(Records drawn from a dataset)
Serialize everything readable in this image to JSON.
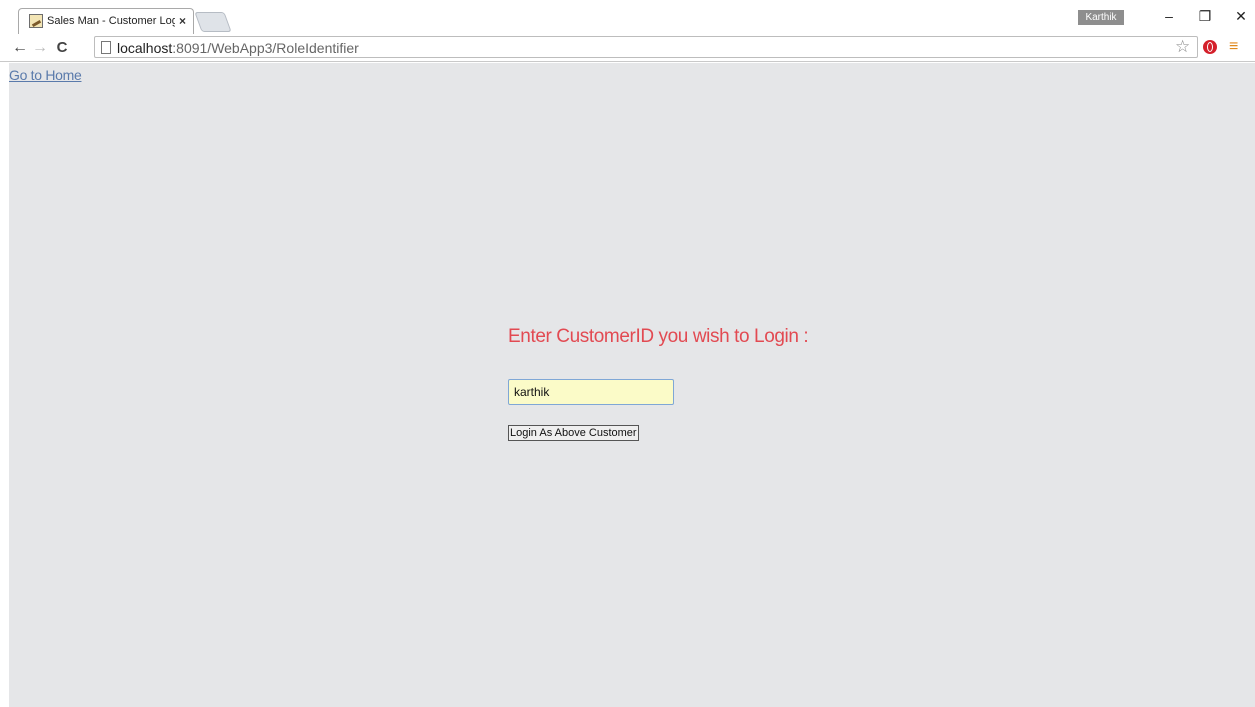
{
  "browser": {
    "tab_title": "Sales Man - Customer Log",
    "tab_close": "×",
    "profile_name": "Karthik",
    "window_controls": {
      "minimize": "–",
      "restore": "❐",
      "close": "✕"
    },
    "nav": {
      "back": "←",
      "forward": "→",
      "reload": "C"
    },
    "address": {
      "host": "localhost",
      "rest": ":8091/WebApp3/RoleIdentifier"
    },
    "icons": {
      "bookmark": "star-icon",
      "extension": "opera-icon",
      "menu": "hamburger-menu-icon"
    },
    "star_glyph": "☆",
    "menu_glyph": "≡"
  },
  "page": {
    "home_link": "Go to Home",
    "heading": "Enter CustomerID you wish to Login :",
    "customer_id_value": "karthik",
    "login_button": "Login As Above Customer",
    "colors": {
      "heading": "#e24a52",
      "background": "#e5e6e8",
      "input_bg": "#fbfbc8",
      "link": "#5a7aab"
    }
  }
}
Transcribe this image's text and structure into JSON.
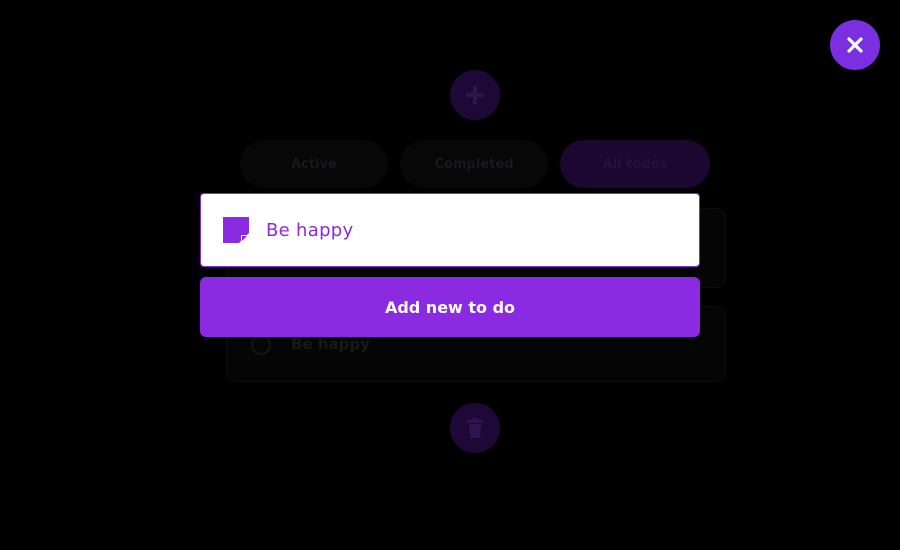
{
  "colors": {
    "accent": "#8a2be2",
    "close_bg": "#7a2fe0",
    "backdrop": "#000000"
  },
  "background_app": {
    "add_icon": "plus-icon",
    "filters": [
      {
        "label": "Active"
      },
      {
        "label": "Completed"
      },
      {
        "label": "All todos",
        "selected": true
      }
    ],
    "todos": [
      {
        "text": ""
      },
      {
        "text": "Be happy"
      }
    ],
    "delete_icon": "trash-icon"
  },
  "modal": {
    "close_icon": "close-icon",
    "input": {
      "icon": "sticky-note-icon",
      "value": "Be happy"
    },
    "submit_label": "Add new to do"
  }
}
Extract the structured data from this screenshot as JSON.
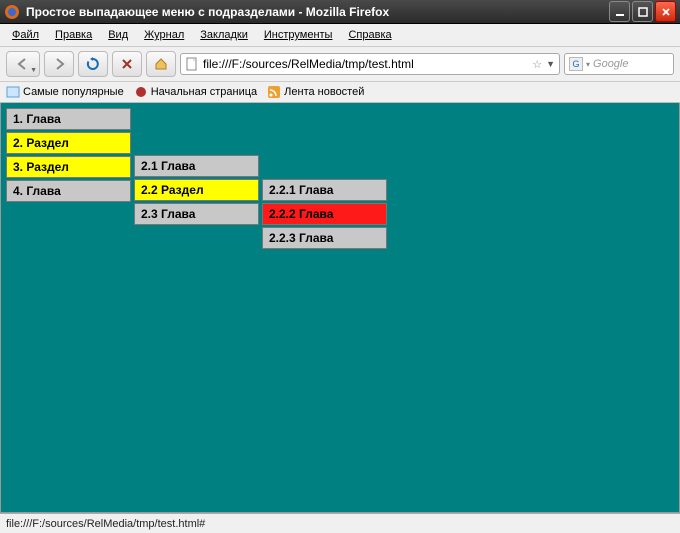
{
  "window": {
    "title": "Простое выпадающее меню с подразделами - Mozilla Firefox"
  },
  "menubar": {
    "file": "Файл",
    "edit": "Правка",
    "view": "Вид",
    "history": "Журнал",
    "bookmarks": "Закладки",
    "tools": "Инструменты",
    "help": "Справка"
  },
  "toolbar": {
    "url": "file:///F:/sources/RelMedia/tmp/test.html",
    "search_placeholder": "Google"
  },
  "bookmarks": {
    "popular": "Самые популярные",
    "startpage": "Начальная страница",
    "news": "Лента новостей"
  },
  "dropdown": {
    "level0": [
      {
        "label": "1. Глава",
        "hl": false
      },
      {
        "label": "2. Раздел",
        "hl": true
      },
      {
        "label": "3. Раздел",
        "hl": true
      },
      {
        "label": "4. Глава",
        "hl": false
      }
    ],
    "level1": [
      {
        "label": "2.1 Глава",
        "hl": false
      },
      {
        "label": "2.2 Раздел",
        "hl": true
      },
      {
        "label": "2.3 Глава",
        "hl": false
      }
    ],
    "level2": [
      {
        "label": "2.2.1 Глава",
        "cls": ""
      },
      {
        "label": "2.2.2 Глава",
        "cls": "red"
      },
      {
        "label": "2.2.3 Глава",
        "cls": ""
      }
    ]
  },
  "statusbar": {
    "text": "file:///F:/sources/RelMedia/tmp/test.html#"
  }
}
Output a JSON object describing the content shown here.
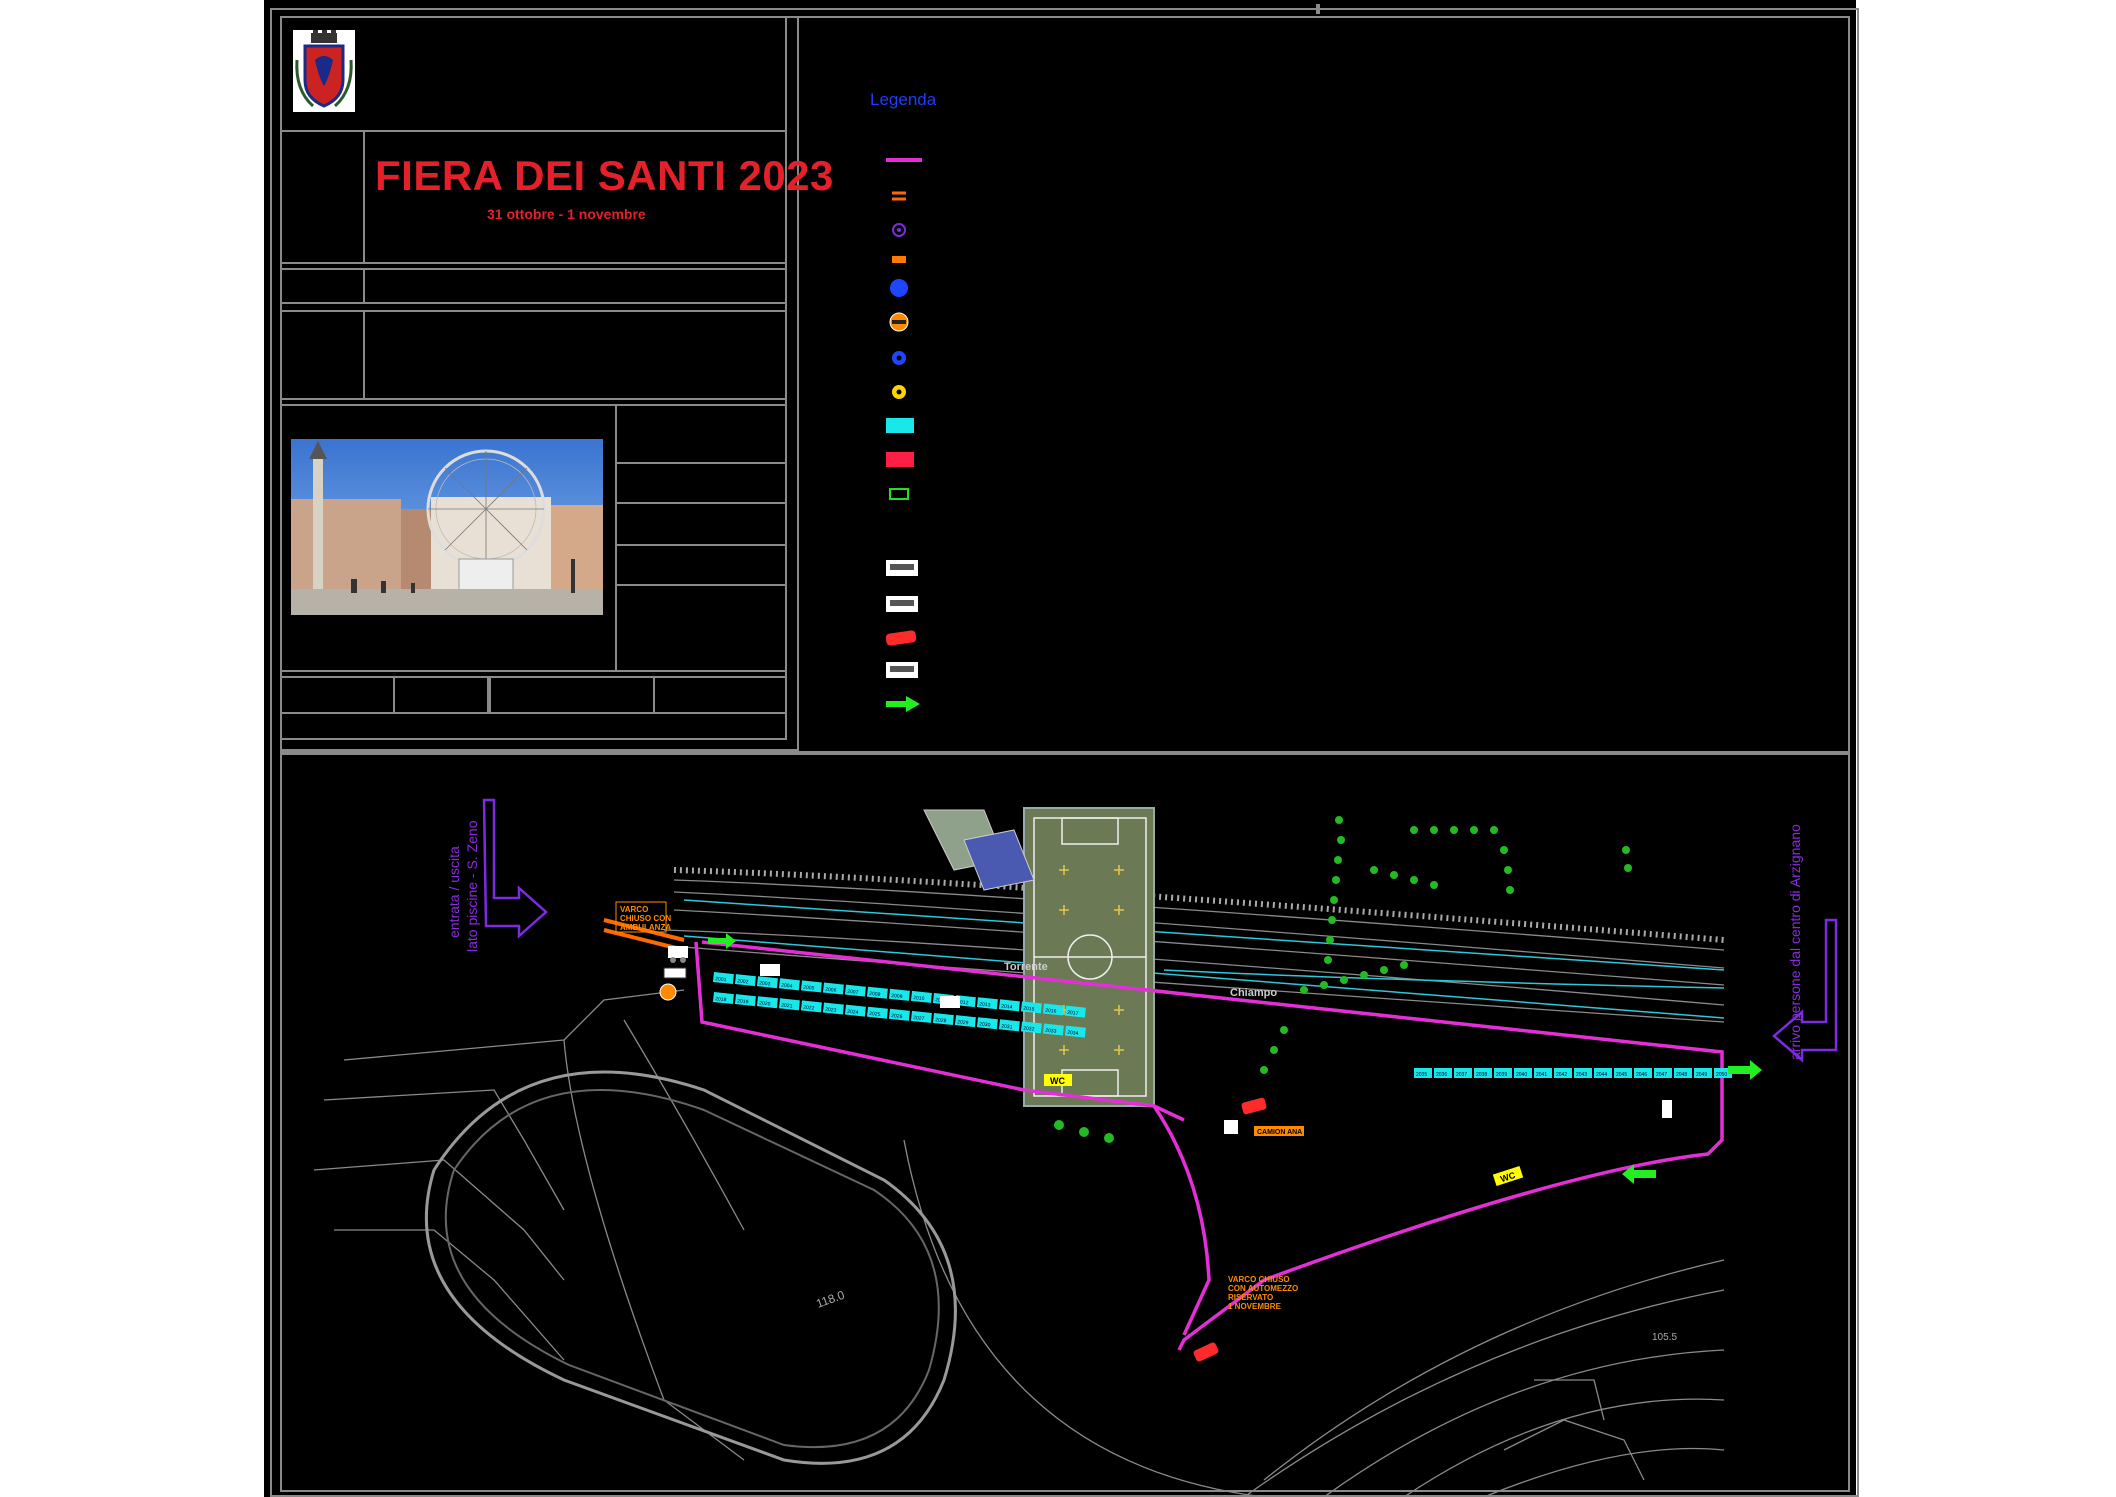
{
  "title": "FIERA DEI SANTI 2023",
  "subtitle": "31 ottobre  - 1 novembre",
  "legend": {
    "title": "Legenda",
    "symbols": [
      {
        "name": "percorso",
        "color": "#e52fd6",
        "shape": "line"
      },
      {
        "name": "transenne",
        "color": "#ff6a00",
        "shape": "double-dash"
      },
      {
        "name": "punto-viola",
        "color": "#7c2be2",
        "shape": "circle-small"
      },
      {
        "name": "segnale-arancio",
        "color": "#ff7a00",
        "shape": "small-rect"
      },
      {
        "name": "punto-blu-grande",
        "color": "#1e46ff",
        "shape": "circle-large"
      },
      {
        "name": "punto-arancio",
        "color": "#ff8a00",
        "shape": "circle-outline"
      },
      {
        "name": "punto-blu",
        "color": "#1e46ff",
        "shape": "circle-ring"
      },
      {
        "name": "punto-giallo",
        "color": "#ffd400",
        "shape": "circle-ring"
      },
      {
        "name": "banco-ciano",
        "color": "#18e8ea",
        "shape": "rect"
      },
      {
        "name": "banco-rosso",
        "color": "#ff1e46",
        "shape": "rect"
      },
      {
        "name": "wc-verde",
        "color": "#22dd22",
        "shape": "outline-rect"
      },
      {
        "name": "stand-bianco",
        "color": "#ffffff",
        "shape": "icon"
      },
      {
        "name": "stand-vuoto",
        "color": "#ffffff",
        "shape": "icon"
      },
      {
        "name": "camion-rosso",
        "color": "#ff2a2a",
        "shape": "vehicle"
      },
      {
        "name": "bus",
        "color": "#ffffff",
        "shape": "icon"
      },
      {
        "name": "freccia-verde",
        "color": "#22ee22",
        "shape": "arrow"
      }
    ]
  },
  "labels": {
    "entrance_left_1": "entrata / uscita",
    "entrance_left_2": "lato piscine - S. Zeno",
    "arrival_right": "arrivo persone dal centro di Arzignano",
    "road_torrente": "Torrente",
    "road_chiampo": "Chiampo",
    "wc_1": "WC",
    "wc_2": "WC",
    "closed_gate_1_l1": "VARCO",
    "closed_gate_1_l2": "CHIUSO CON",
    "closed_gate_1_l3": "AMBULANZA",
    "closed_gate_2_l1": "VARCO CHIUSO",
    "closed_gate_2_l2": "CON AUTOMEZZO",
    "closed_gate_2_l3": "RISERVATO",
    "closed_gate_2_l4": "1 NOVEMBRE",
    "camion_label": "CAMION ANA",
    "track_label": "118.0",
    "elev_label": "105.5"
  },
  "stalls_top": [
    "2001",
    "2002",
    "2003",
    "2004",
    "2005",
    "2006",
    "2007",
    "2008",
    "2009",
    "2010",
    "2011",
    "2012",
    "2013",
    "2014",
    "2015",
    "2016",
    "2017",
    "2018",
    "2019",
    "2020",
    "2021",
    "2022",
    "2023",
    "2024",
    "2025",
    "2026",
    "2027",
    "2028",
    "2029",
    "2030",
    "2031",
    "2032",
    "2033",
    "2034"
  ],
  "stalls_right": [
    "2035",
    "2036",
    "2037",
    "2038",
    "2039",
    "2040",
    "2041",
    "2042",
    "2043",
    "2044",
    "2045",
    "2046",
    "2047",
    "2048",
    "2049",
    "2050"
  ],
  "colors": {
    "route": "#e52fd6",
    "stall": "#18e8ea",
    "barrier": "#ff6a00",
    "arrow_purple": "#7c2be2",
    "green": "#22ee22",
    "field": "#6b7a55",
    "cad_line": "#8a8a8a",
    "title_red": "#e4202a"
  }
}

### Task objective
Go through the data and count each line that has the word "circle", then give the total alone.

### Task output
5